A soluble form of the G glycoprotein, the attachment protein, of respiratory syncytial virus is shed from infected HEp-2 cells. The G. proteins of the Long and 48537 strains have apparent molecular sizes of 82 and 71 kilodaltons, respectively, 6 to 9 kilodaltons smaller than the virion-associated forms (G,). The G. protein of the Long strain was further characterized. Approximately one in six of all of the radiolabeled G molecules in these cultures at 24 h postinfection was present as the G.

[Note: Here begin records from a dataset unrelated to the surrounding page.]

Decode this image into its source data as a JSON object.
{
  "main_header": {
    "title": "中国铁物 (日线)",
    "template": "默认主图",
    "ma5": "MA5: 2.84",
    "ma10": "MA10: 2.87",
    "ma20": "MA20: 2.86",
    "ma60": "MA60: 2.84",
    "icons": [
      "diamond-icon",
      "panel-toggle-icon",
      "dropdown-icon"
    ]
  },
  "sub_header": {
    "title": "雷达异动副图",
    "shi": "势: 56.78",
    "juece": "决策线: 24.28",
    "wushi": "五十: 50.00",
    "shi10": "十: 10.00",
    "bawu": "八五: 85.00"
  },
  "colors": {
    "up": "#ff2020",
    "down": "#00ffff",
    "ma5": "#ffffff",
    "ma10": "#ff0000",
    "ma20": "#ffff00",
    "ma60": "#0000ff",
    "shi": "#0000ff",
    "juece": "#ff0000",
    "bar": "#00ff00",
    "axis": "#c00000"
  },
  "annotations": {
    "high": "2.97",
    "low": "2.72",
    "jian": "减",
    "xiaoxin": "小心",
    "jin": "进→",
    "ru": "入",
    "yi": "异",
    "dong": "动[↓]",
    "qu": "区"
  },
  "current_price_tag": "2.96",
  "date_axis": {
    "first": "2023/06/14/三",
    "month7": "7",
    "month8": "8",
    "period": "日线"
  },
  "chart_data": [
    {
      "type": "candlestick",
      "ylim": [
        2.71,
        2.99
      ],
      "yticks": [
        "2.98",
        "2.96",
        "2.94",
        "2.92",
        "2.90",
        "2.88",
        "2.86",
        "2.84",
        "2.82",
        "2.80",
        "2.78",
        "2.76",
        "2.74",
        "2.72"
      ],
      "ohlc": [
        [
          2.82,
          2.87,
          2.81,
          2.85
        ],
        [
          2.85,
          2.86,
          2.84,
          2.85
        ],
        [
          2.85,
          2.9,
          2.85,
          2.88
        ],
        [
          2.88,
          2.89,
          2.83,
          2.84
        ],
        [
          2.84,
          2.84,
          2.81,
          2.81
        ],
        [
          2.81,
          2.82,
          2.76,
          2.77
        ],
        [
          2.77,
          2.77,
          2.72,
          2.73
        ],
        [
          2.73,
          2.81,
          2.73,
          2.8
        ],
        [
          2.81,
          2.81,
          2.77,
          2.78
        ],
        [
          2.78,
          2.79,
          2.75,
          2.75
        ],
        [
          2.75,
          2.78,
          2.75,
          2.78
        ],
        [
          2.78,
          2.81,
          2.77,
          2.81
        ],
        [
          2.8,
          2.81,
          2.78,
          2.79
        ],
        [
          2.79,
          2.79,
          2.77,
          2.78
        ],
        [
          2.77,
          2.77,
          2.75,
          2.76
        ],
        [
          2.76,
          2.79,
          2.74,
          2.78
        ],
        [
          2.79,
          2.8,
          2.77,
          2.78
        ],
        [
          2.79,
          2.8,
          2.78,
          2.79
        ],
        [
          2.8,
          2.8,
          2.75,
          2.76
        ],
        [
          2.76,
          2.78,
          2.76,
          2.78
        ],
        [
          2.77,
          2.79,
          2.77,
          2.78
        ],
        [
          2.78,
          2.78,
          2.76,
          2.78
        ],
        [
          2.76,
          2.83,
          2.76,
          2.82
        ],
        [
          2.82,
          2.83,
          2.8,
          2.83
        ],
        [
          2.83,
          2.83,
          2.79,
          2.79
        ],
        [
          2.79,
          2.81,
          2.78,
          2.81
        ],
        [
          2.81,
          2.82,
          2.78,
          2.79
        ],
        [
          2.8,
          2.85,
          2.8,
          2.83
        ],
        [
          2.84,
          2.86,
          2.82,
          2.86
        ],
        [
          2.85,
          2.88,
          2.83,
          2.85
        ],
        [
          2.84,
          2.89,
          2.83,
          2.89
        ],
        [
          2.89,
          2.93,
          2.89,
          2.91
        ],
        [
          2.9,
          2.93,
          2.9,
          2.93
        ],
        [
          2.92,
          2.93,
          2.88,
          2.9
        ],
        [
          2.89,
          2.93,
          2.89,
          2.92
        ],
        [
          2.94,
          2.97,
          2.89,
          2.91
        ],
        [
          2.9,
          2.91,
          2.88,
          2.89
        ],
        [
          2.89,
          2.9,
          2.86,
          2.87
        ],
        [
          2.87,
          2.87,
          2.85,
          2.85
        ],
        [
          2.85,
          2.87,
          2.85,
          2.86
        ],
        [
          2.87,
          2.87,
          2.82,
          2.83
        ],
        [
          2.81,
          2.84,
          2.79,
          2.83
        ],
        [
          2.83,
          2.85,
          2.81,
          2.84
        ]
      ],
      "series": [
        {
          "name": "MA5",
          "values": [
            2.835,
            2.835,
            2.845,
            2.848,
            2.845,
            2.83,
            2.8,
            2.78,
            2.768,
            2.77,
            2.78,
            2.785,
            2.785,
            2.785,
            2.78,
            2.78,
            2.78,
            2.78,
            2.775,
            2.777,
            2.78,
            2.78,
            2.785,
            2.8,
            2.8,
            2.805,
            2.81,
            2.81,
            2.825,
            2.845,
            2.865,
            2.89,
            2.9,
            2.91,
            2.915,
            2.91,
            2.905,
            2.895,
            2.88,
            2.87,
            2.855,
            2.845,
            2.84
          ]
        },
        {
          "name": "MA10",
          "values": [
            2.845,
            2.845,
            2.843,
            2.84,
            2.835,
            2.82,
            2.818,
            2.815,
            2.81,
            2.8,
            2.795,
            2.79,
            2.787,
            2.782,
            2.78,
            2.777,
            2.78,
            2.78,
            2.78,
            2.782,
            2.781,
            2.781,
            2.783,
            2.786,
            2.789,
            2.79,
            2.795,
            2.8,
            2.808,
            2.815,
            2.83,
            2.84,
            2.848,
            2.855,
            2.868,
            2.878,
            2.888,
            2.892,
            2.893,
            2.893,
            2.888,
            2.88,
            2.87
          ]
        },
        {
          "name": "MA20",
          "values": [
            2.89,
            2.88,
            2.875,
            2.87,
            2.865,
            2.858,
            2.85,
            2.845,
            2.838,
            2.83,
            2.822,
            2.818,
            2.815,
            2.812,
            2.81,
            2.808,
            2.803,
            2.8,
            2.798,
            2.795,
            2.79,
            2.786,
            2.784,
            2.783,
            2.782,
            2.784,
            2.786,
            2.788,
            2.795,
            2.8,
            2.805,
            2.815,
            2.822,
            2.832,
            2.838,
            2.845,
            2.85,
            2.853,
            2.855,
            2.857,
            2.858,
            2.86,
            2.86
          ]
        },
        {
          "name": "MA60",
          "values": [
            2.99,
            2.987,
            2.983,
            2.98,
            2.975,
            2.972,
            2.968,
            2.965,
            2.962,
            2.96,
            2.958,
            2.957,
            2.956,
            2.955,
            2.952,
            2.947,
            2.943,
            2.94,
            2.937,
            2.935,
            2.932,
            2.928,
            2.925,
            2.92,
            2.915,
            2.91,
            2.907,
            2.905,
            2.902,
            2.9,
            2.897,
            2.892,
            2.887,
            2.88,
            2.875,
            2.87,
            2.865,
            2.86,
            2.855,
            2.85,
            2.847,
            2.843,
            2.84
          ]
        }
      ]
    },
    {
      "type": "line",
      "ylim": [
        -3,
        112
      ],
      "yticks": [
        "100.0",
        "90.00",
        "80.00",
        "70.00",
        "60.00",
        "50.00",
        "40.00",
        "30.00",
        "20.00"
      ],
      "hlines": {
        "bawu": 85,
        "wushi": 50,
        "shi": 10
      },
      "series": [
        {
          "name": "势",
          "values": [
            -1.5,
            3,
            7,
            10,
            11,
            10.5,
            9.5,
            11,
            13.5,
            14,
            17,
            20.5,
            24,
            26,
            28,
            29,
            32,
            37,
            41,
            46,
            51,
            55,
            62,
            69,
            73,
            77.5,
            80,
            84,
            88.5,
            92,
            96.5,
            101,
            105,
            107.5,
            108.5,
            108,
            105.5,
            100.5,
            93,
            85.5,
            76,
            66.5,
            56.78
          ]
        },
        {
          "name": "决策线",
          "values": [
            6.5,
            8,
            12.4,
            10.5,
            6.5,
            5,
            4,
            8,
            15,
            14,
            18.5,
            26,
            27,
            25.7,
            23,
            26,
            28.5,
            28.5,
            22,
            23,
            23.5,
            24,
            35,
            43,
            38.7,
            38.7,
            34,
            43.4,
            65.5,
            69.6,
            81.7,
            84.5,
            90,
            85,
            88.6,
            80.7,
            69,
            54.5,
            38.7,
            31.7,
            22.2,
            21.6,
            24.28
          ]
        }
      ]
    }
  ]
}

... resent as the G. protein. The G. protein was clearly evident in culture fluids at 6 h postinfection, but the G, protein could not be discerned until 12 h after infection, an observation that is consistent with the 12-h eclipse period for respiratory syncytial virus. Therefore, the G. protein is shed, in part at least, from intact, infected cells and before the appearance of progeny virus. The appearance of a smaller G. protein (74 kilodaltons) in fluids of infected calls which were incubated with tunicamycin shows that addition of N-linked oligosaccharides is not required for the genesis and shedding of the G. protein. Sequencing of the amino terminus of purified G. protein revealed two different termini, whose generations are consistent with cleavages of the full-length G protein between amino acids 65 and 66 and between residues 74 and 75. This result suggests that the G. protein is present in two different forms which lack the proposed intracytoplasmic and transmembrane domains of the full-length G protein.